- EXERCISE DESCRIPTION:
The full set of entries is to be returned word for word.

═════ SUPPLIED DATA

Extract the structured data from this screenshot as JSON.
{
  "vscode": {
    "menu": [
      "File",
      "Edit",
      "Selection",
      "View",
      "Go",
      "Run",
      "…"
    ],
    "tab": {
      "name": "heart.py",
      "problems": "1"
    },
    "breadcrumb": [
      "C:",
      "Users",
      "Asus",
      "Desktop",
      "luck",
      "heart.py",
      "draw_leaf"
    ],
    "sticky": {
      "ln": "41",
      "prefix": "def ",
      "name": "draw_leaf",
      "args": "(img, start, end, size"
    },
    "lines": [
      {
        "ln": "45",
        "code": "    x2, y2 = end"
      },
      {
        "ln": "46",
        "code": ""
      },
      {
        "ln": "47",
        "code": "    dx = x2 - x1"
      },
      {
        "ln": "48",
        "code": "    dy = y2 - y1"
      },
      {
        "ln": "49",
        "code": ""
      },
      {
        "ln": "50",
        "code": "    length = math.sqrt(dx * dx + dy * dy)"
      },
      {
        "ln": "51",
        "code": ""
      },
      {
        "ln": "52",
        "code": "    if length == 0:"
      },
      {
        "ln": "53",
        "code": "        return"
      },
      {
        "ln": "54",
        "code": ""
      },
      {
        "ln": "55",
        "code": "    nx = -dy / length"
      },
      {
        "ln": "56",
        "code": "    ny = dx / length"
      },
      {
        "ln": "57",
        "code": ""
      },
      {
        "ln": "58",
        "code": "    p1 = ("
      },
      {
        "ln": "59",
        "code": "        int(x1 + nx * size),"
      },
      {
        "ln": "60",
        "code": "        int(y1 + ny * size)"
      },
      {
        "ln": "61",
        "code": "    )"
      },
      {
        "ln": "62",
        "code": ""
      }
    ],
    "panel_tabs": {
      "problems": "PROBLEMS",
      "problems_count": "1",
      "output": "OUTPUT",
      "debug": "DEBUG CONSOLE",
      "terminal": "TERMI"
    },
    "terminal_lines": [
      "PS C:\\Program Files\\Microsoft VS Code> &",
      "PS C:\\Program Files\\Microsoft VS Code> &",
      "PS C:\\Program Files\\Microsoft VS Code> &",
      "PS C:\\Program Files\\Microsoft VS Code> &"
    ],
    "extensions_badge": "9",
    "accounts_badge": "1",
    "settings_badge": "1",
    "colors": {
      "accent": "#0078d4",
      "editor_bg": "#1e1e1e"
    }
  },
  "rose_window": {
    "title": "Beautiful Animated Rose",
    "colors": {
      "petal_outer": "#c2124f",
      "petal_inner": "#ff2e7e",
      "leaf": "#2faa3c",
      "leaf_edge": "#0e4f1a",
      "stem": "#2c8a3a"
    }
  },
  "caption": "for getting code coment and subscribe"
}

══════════

- ANSWER FOR THIS EXERCISE:
Extract the structured data from this screenshot as JSON.
{
  "vscode": {
    "menu": [
      "File",
      "Edit",
      "Selection",
      "View",
      "Go",
      "Run",
      "…"
    ],
    "tab": {
      "name": "heart.py",
      "problems": "1"
    },
    "breadcrumb": [
      "C:",
      "Users",
      "Asus",
      "Desktop",
      "luck",
      "heart.py",
      "draw_leaf"
    ],
    "sticky": {
      "ln": "41",
      "prefix": "def ",
      "name": "draw_leaf",
      "args": "(img, start, end, size"
    },
    "lines": [
      {
        "ln": "45",
        "code": "    x2, y2 = end"
      },
      {
        "ln": "46",
        "code": ""
      },
      {
        "ln": "47",
        "code": "    dx = x2 - x1"
      },
      {
        "ln": "48",
        "code": "    dy = y2 - y1"
      },
      {
        "ln": "49",
        "code": ""
      },
      {
        "ln": "50",
        "code": "    length = math.sqrt(dx * dx + dy * dy)"
      },
      {
        "ln": "51",
        "code": ""
      },
      {
        "ln": "52",
        "code": "    if length == 0:"
      },
      {
        "ln": "53",
        "code": "        return"
      },
      {
        "ln": "54",
        "code": ""
      },
      {
        "ln": "55",
        "code": "    nx = -dy / length"
      },
      {
        "ln": "56",
        "code": "    ny = dx / length"
      },
      {
        "ln": "57",
        "code": ""
      },
      {
        "ln": "58",
        "code": "    p1 = ("
      },
      {
        "ln": "59",
        "code": "        int(x1 + nx * size),"
      },
      {
        "ln": "60",
        "code": "        int(y1 + ny * size)"
      },
      {
        "ln": "61",
        "code": "    )"
      },
      {
        "ln": "62",
        "code": ""
      }
    ],
    "panel_tabs": {
      "problems": "PROBLEMS",
      "problems_count": "1",
      "output": "OUTPUT",
      "debug": "DEBUG CONSOLE",
      "terminal": "TERMI"
    },
    "terminal_lines": [
      "PS C:\\Program Files\\Microsoft VS Code> &",
      "PS C:\\Program Files\\Microsoft VS Code> &",
      "PS C:\\Program Files\\Microsoft VS Code> &",
      "PS C:\\Program Files\\Microsoft VS Code> &"
    ],
    "extensions_badge": "9",
    "accounts_badge": "1",
    "settings_badge": "1",
    "colors": {
      "accent": "#0078d4",
      "editor_bg": "#1e1e1e"
    }
  },
  "rose_window": {
    "title": "Beautiful Animated Rose",
    "colors": {
      "petal_outer": "#c2124f",
      "petal_inner": "#ff2e7e",
      "leaf": "#2faa3c",
      "leaf_edge": "#0e4f1a",
      "stem": "#2c8a3a"
    }
  },
  "caption": "for getting code coment and subscribe"
}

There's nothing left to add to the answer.